At times like these, I’m not asking you to dig through a nonfiction text or try to interpret a famous literary icon’s grasp of figurative language. It’s not the author’s opinion that matters – it’s yours – because you are the author. Yes, YOU.
You matter. Your thoughts matter. Your feelings. YOU MATTER!
And sometimes students raise their hands and ask me to read what they’ve written. And sometimes – more often than not – the first thing they say is, “It’s no good.” “I don’t like it.” “I did bad on this.”
So I stop reading, I look them right in the eyes and ask them who wrote it.
“Me?” they say.
And I respond, “Then I’m sure it’s excellent.” And it usually is.
My 8th grade students have been ground down so low under the weight of a society that could care less about their well being that they’ve begun to internalize it. They think their thoughts and feelings are worthless. No one cares about what they think.
But I do.
So I offer them a chance to share what they’ve written. I don’t demand. I don’t force anyone to read anything. I know that some things that spill out on the page aren’t for sharing. But I want them to know that I value what they’ve just put down and that I think it’s worth taking the class time to let others hear it, too.
“Mr. Singer, I wrote five pages,” Jaquae tells me this afternoon. “That’s too long to share.”
“I disagree,” I say. “If you think it’s worth our time, you should read it. You deserve our attention.”
So he reads, blows out a cleansing breath and smiles.
In the process, we all become ennobled. We become more. We become a community. We get a peak at our common humanity.
It’s so easy to look at others as mere adversaries. Even our national education policy sees things in terms of a competition, a race. We set children against each other for points, for grades, for attention, just to feel valuable. You’re a Proficient. You’re a Basic. You’re a Below Basic. And somewhere along the way they lose the sense that they’re all valuable because they’re all human beings with thoughts, feelings and experiences that no one else has ever gone through before – but with which everyone can relate.
So I write, too. Every time I set my students a journal, I put pen to paper, as well.
At the beginning of the year, I share what I wrote to show them that it’s okay. At the middle of the year I ask them if they want me to share. And at the end of the year I remain silent unless they ask me to do otherwise.
Because these class moments aren’t about me. They’re about them. I’m willing to be as much a part of their creative space as they want, but it’s a choice, not a dictate.
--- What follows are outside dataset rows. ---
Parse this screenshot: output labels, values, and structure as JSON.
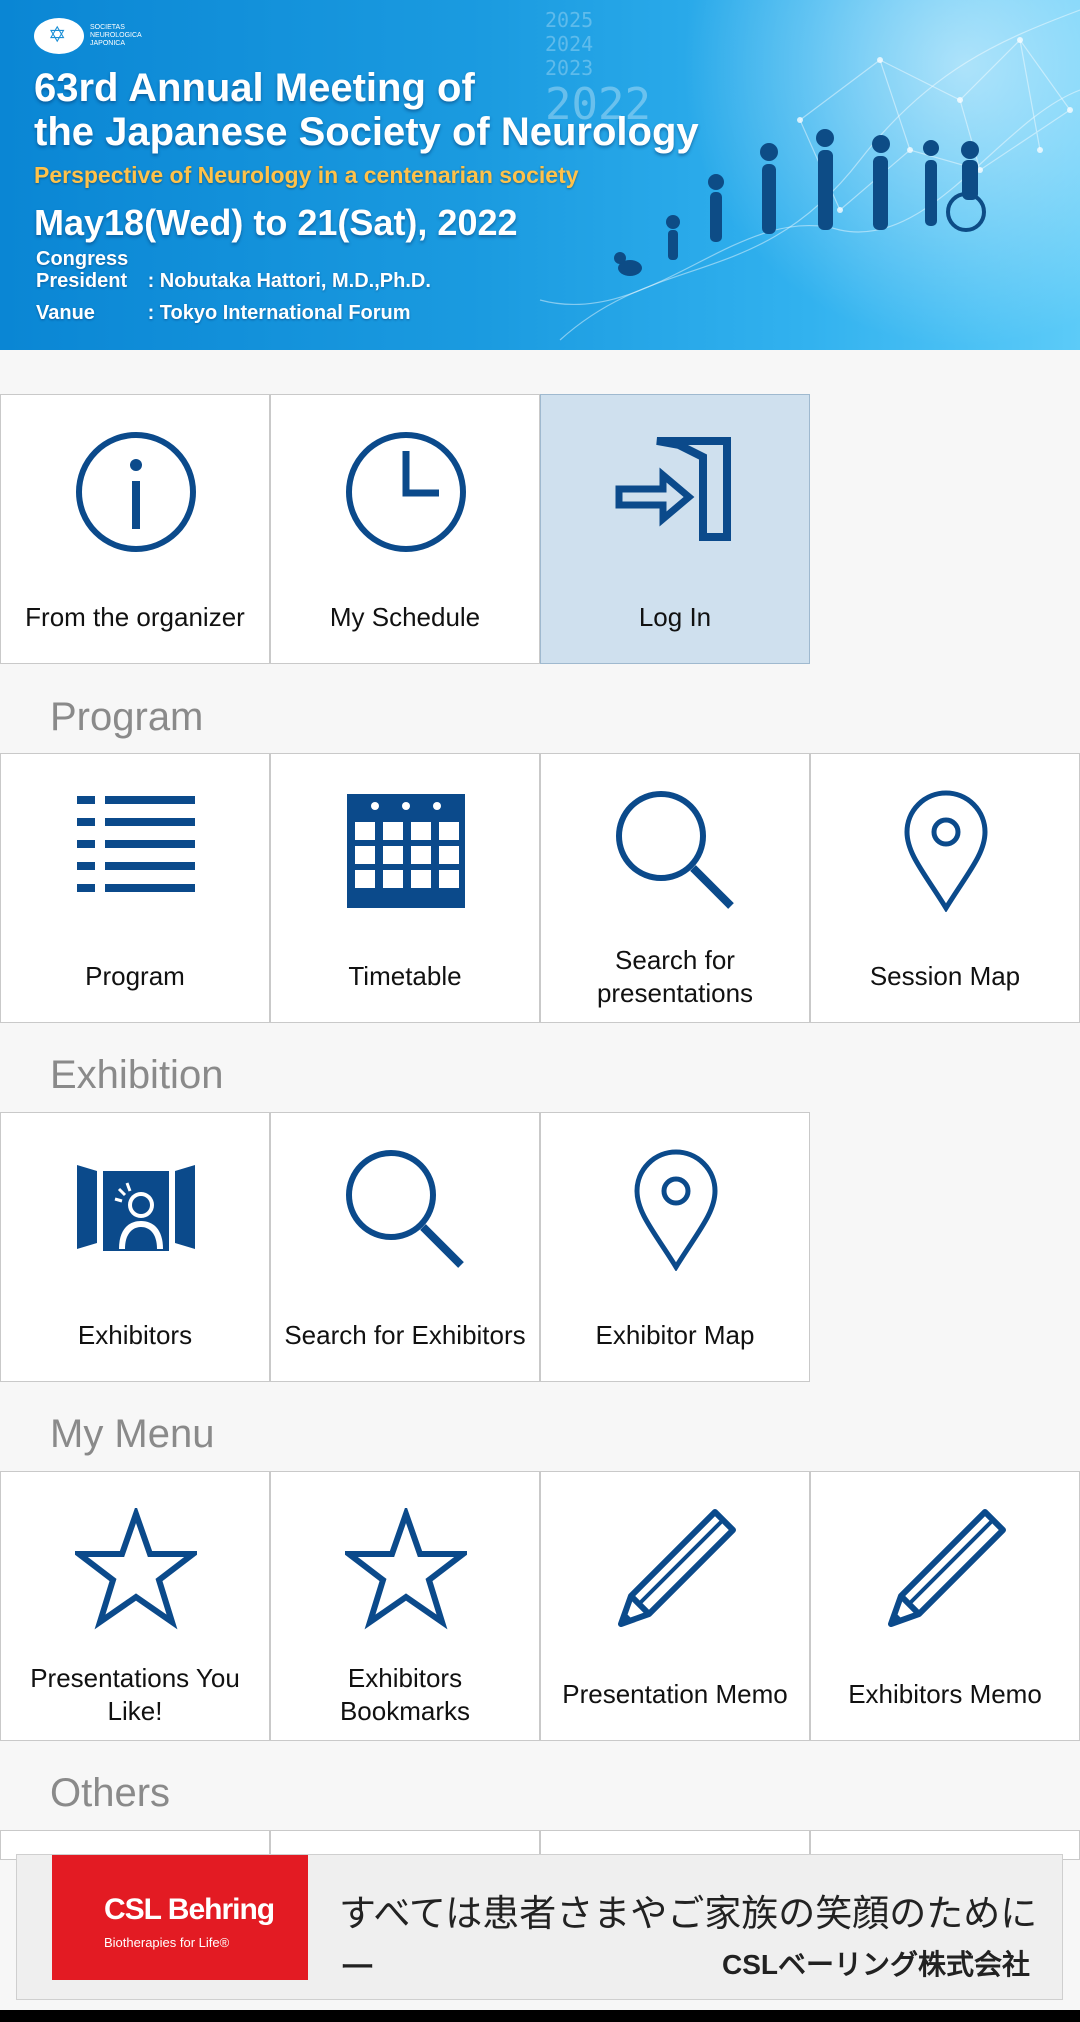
{
  "banner": {
    "logo_text": "SOCIETAS NEUROLOGICA JAPONICA",
    "years": [
      "2025",
      "2024",
      "2023",
      "2022"
    ],
    "title_line1": "63rd Annual Meeting of",
    "title_line2": "the Japanese Society of Neurology",
    "subtitle": "Perspective of Neurology in a centenarian society",
    "dates": "May18(Wed) to 21(Sat), 2022",
    "president_key": "Congress President",
    "president_value": ": Nobutaka Hattori, M.D.,Ph.D.",
    "venue_key": "Vanue",
    "venue_value": ": Tokyo International Forum"
  },
  "top_tiles": [
    {
      "label": "From the organizer",
      "icon": "info-icon"
    },
    {
      "label": "My Schedule",
      "icon": "clock-icon"
    },
    {
      "label": "Log In",
      "icon": "login-icon",
      "active": true
    }
  ],
  "sections": {
    "program": {
      "heading": "Program",
      "tiles": [
        {
          "label": "Program",
          "icon": "list-icon"
        },
        {
          "label": "Timetable",
          "icon": "calendar-icon"
        },
        {
          "label": "Search for presentations",
          "icon": "search-icon"
        },
        {
          "label": "Session Map",
          "icon": "map-pin-icon"
        }
      ]
    },
    "exhibition": {
      "heading": "Exhibition",
      "tiles": [
        {
          "label": "Exhibitors",
          "icon": "exhibitor-booth-icon"
        },
        {
          "label": "Search for Exhibitors",
          "icon": "search-icon"
        },
        {
          "label": "Exhibitor Map",
          "icon": "map-pin-icon"
        }
      ]
    },
    "my_menu": {
      "heading": "My Menu",
      "tiles": [
        {
          "label": "Presentations You Like!",
          "icon": "star-icon"
        },
        {
          "label": "Exhibitors Bookmarks",
          "icon": "star-icon"
        },
        {
          "label": "Presentation Memo",
          "icon": "pencil-icon"
        },
        {
          "label": "Exhibitors Memo",
          "icon": "pencil-icon"
        }
      ]
    },
    "others": {
      "heading": "Others"
    }
  },
  "ad": {
    "brand": "CSL Behring",
    "tagline": "Biotherapies for Life®",
    "jp_message": "すべては患者さまやご家族の笑顔のためにー",
    "company": "CSLベーリング株式会社"
  },
  "colors": {
    "icon_blue": "#0b4a8b",
    "active_tile": "#cfe0ee",
    "section_heading": "#8a8a8a",
    "ad_red": "#e31b23",
    "subtitle_gold": "#ffc24a"
  }
}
In my class I will make you learn, but I don’t control what you learn or how you feel about it.
I extend my students this respect because I know that what we’re really doing isn’t some meaningless exercise. We’re creating art.
Not just scribbles on a page. Not something done just to please the teacher. This is an excavation of the soul. We dive into the depths of ourselves and come back all the better for it.
That’s why my students journal almost every day.
That’s why we put mechanics and spelling and grammar aside for a few moments and just write what we need to say.
Because Language Arts, after all, is an Art. It says that right in the title.
My students are artists. I am their muse. I hold a mirror up to their fractured and beaten spirits to show them the grandeur of what resides inside them.
And hopefully they come away inspired.
Because they are wonders. They are joyous. They are little pieces of my heart.